[Start of section]

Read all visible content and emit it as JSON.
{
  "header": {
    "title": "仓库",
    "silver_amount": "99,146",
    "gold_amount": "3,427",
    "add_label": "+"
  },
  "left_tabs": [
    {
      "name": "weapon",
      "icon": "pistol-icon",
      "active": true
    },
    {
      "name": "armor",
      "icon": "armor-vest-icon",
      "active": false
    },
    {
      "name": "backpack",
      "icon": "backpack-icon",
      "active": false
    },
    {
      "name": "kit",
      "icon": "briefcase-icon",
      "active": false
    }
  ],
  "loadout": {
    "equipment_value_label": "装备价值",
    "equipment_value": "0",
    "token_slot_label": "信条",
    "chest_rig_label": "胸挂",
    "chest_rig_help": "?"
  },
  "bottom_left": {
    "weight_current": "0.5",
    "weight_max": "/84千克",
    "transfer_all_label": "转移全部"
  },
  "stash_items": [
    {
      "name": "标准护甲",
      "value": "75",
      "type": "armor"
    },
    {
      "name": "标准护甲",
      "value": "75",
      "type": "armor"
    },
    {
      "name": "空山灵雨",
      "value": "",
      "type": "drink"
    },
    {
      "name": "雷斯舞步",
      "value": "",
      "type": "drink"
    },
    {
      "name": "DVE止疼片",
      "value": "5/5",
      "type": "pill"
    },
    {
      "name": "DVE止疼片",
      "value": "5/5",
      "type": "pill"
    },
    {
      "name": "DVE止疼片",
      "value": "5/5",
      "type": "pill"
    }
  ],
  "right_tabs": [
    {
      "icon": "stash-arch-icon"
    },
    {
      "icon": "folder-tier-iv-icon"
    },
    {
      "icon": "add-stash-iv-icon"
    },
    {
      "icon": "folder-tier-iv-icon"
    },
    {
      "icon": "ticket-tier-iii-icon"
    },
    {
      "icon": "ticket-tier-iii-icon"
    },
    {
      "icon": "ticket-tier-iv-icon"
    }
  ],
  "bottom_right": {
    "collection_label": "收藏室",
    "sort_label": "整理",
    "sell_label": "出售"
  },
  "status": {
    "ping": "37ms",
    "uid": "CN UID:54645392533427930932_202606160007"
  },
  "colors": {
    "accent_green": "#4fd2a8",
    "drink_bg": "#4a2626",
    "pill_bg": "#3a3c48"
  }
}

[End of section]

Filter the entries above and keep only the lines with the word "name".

> _Your solution_:
      "name": "weapon",
      "name": "armor",
      "name": "backpack",
      "name": "kit",
      "name": "标准护甲",
      "name": "标准护甲",
      "name": "空山灵雨",
      "name": "雷斯舞步",
      "name": "DVE止疼片",
      "name": "DVE止疼片",
      "name": "DVE止疼片",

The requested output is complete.